Aim of the task »
Your copy should repeat each record exactly and contain none of the pictures.

Records to use: Begin

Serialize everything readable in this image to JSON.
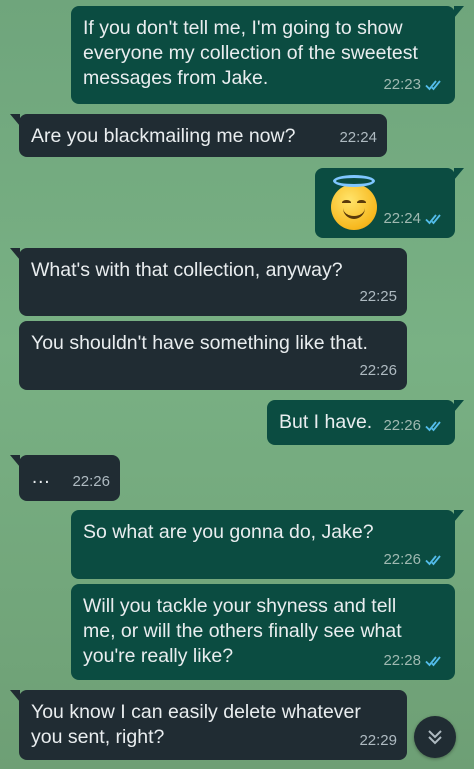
{
  "messages": [
    {
      "direction": "out",
      "text": "If you don't tell me, I'm going to show\neveryone my collection of the sweetest\nmessages from Jake.",
      "time": "22:23",
      "status": "read"
    },
    {
      "direction": "in",
      "text": "Are you blackmailing me now?",
      "time": "22:24"
    },
    {
      "direction": "out",
      "emoji": "smiling-face-with-halo",
      "time": "22:24",
      "status": "read"
    },
    {
      "direction": "in",
      "text": "What's with that collection, anyway?",
      "time": "22:25"
    },
    {
      "direction": "in",
      "text": "You shouldn't have something like that.",
      "time": "22:26"
    },
    {
      "direction": "out",
      "text": "But I have.",
      "time": "22:26",
      "status": "read"
    },
    {
      "direction": "in",
      "text": "…",
      "time": "22:26"
    },
    {
      "direction": "out",
      "text": "So what are you gonna do, Jake?",
      "time": "22:26",
      "status": "read"
    },
    {
      "direction": "out",
      "text": "Will you tackle your shyness and tell\nme, or will the others finally see what\nyou're really like?",
      "time": "22:28",
      "status": "read"
    },
    {
      "direction": "in",
      "text": "You know I can easily delete whatever\nyou sent, right?",
      "time": "22:29"
    }
  ],
  "scroll_button": {
    "icon": "double-chevron-down-icon"
  },
  "colors": {
    "outgoing_bubble": "#0b4c41",
    "incoming_bubble": "#202c33",
    "read_ticks": "#53bdeb",
    "background": "#76ab80"
  }
}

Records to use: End

Solved exercise »
Serialize everything readable in this image to JSON.
{
  "messages": [
    {
      "direction": "out",
      "text": "If you don't tell me, I'm going to show\neveryone my collection of the sweetest\nmessages from Jake.",
      "time": "22:23",
      "status": "read"
    },
    {
      "direction": "in",
      "text": "Are you blackmailing me now?",
      "time": "22:24"
    },
    {
      "direction": "out",
      "emoji": "smiling-face-with-halo",
      "time": "22:24",
      "status": "read"
    },
    {
      "direction": "in",
      "text": "What's with that collection, anyway?",
      "time": "22:25"
    },
    {
      "direction": "in",
      "text": "You shouldn't have something like that.",
      "time": "22:26"
    },
    {
      "direction": "out",
      "text": "But I have.",
      "time": "22:26",
      "status": "read"
    },
    {
      "direction": "in",
      "text": "…",
      "time": "22:26"
    },
    {
      "direction": "out",
      "text": "So what are you gonna do, Jake?",
      "time": "22:26",
      "status": "read"
    },
    {
      "direction": "out",
      "text": "Will you tackle your shyness and tell\nme, or will the others finally see what\nyou're really like?",
      "time": "22:28",
      "status": "read"
    },
    {
      "direction": "in",
      "text": "You know I can easily delete whatever\nyou sent, right?",
      "time": "22:29"
    }
  ],
  "scroll_button": {
    "icon": "double-chevron-down-icon"
  },
  "colors": {
    "outgoing_bubble": "#0b4c41",
    "incoming_bubble": "#202c33",
    "read_ticks": "#53bdeb",
    "background": "#76ab80"
  }
}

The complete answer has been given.